I couldn't have missed Mortimer's that night. From two blocks away I saw that the rarefied air surrounding this famous haunt of stupendous somebodies on the Upper East Side was shuddering with flashes of light. I was reminded of the view of thunderheads from an airplane--the convulsions of lightning inside always appeared to me as if the gods were battling within the clouds, and here in the loftiest neighborhood of Manhattan, gods of another kind were waging their own type of battle. For attention. The paparazzi were out in force, focused at the moment, I could see, on Ronald Perelman, the chairman of Revlon, and his wife Claudia Cohen, a gossip columnist. The two were standing perfectly still inside a wreath of photographers, his arm was draped around her shoulders. Their faces were frozen in a grin-gnash that barely hid the contempt for the hands that fed their celebrity.

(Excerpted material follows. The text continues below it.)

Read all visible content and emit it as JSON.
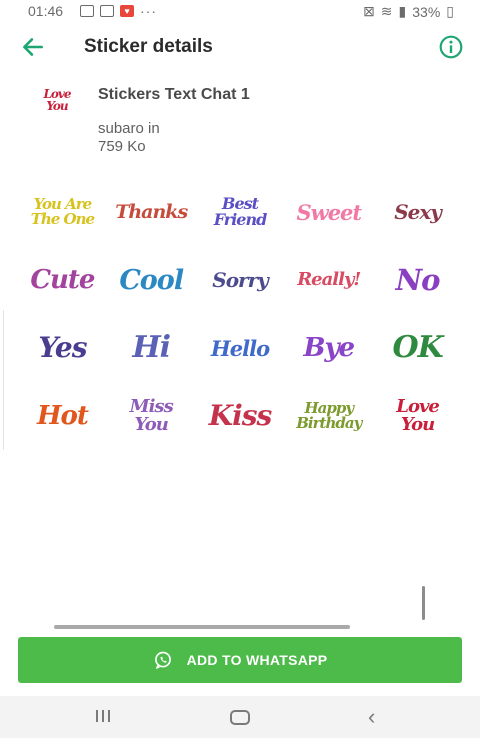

Through the front windows, I saw swaying silhouettes in various party postures--drinks to mouths, hand on someone's shoulder, heads cocked back in an exaggeration of ecstatic laughter. Right before I crossed Lexington Avenue, into the arc of Mortimer's halo, I checked myself. Over a black camisole and a short black lace skirt, I wore a sheer black blouse with a gold shimmer that I'd bought at a SoHo boutique. On my feet were a pair of Manolo Blahnik pumps borrowed from a friend who worked for Anne Klein. I counted my blessings that I had a fashion industry friend who was my exact size.
Once I made my way through the door and into the bright light, I grabbed a glass of wine and began to circulate. I saw socialite Anne Slater, sitting at the bar in her famous -blue--tinted glasses, and thought that she must have been Anna Wintour's role model for sunglass ubiquity. I noticed Martha Stewart and publishing executives I could identify from Page Six. Two women whose skin was pulled tightly over their yesterday's-deb bone structure were gushing over the man who was the reason for this gathering, Dominick Dunne, who I noted was much shorter than I expected. It was May 1990 and the party was to celebrate the publication of his novel, An Inconvenient Woman.
As much as I enjoyed star watching, I was actually there to work--eavesdrop really. I was profiling the woman behind the event--a distinguished party planner named Nancy Kahan who had a track record of pulling off the most over-the-top publishing events in the city. I caught up with her and watched her in full schmooze for a while, then I had to race off to a French restaurant called Pierre's in Greenwich Village, around the corner from where I'd once lived.
This article I was writing--commissioned by a friend at Manhattan Inc. magazine--had caused a serious rift with my fiance, Ben. The magazine needed the story in a week's time to fill in a hole in the lineup of their next issue, and the seven-day deadline happened to coincide with my fiance's graduation from New York University Film School. Ben's father had come in from overseas and his mother was up from Nashville with her second husband. A man who loved good theatrics and high living, Ben had wanted to mark the occasion as if it were the Oscars. There was a week's worth of parties and dinners in his honor. He hadn't wanted me to take the assignment, but I refused to give up the opportunity to write something for Clay Felker, who had recently taken over as the editor of the magazine. Felker was a journalism legend, one of the original proponents of the New Journalism (nonfiction that reads more like a novel) I'd studied in my magazine writing class at the University of South Carolina. I had assured Ben I would sacrifice sleep to make all his events and my deadline.
That night I thought I would join Ben, his mom, and stepfather by the time they were ready to order their meal. But in the end, I didn't make it until dessert. Ben didn't even look at me as I slipped into a chair beside him and made my apologies.
When we got back to our Chelsea apartment, Ben finally deigned to talk to me. Well, talk isn't the right word. He was furious that I had missed dinner and cursed the story I was working on. "You're just not there for me," he said at the end of his rant.